── Exercise inputs ──

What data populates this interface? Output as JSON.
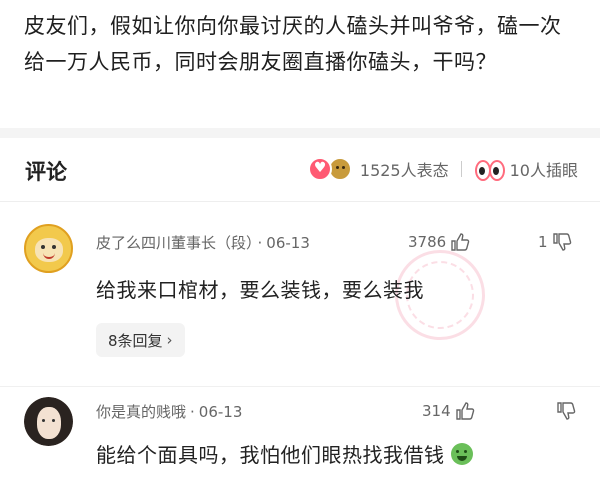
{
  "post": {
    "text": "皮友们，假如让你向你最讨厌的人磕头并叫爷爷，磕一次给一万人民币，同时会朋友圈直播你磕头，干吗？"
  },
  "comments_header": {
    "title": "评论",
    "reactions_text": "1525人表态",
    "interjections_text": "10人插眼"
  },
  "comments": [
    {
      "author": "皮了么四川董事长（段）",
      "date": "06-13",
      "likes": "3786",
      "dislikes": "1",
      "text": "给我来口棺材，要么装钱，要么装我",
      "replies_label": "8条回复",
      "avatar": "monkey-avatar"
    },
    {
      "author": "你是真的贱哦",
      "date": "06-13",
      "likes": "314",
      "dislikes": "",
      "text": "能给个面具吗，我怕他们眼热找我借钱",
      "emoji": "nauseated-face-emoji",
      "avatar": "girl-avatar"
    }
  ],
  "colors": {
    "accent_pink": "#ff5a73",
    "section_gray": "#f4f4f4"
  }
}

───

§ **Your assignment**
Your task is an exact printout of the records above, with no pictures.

§ **Response area**
What data populates this interface? Output as JSON.
{
  "post": {
    "text": "皮友们，假如让你向你最讨厌的人磕头并叫爷爷，磕一次给一万人民币，同时会朋友圈直播你磕头，干吗？"
  },
  "comments_header": {
    "title": "评论",
    "reactions_text": "1525人表态",
    "interjections_text": "10人插眼"
  },
  "comments": [
    {
      "author": "皮了么四川董事长（段）",
      "date": "06-13",
      "likes": "3786",
      "dislikes": "1",
      "text": "给我来口棺材，要么装钱，要么装我",
      "replies_label": "8条回复",
      "avatar": "monkey-avatar"
    },
    {
      "author": "你是真的贱哦",
      "date": "06-13",
      "likes": "314",
      "dislikes": "",
      "text": "能给个面具吗，我怕他们眼热找我借钱",
      "emoji": "nauseated-face-emoji",
      "avatar": "girl-avatar"
    }
  ],
  "colors": {
    "accent_pink": "#ff5a73",
    "section_gray": "#f4f4f4"
  }
}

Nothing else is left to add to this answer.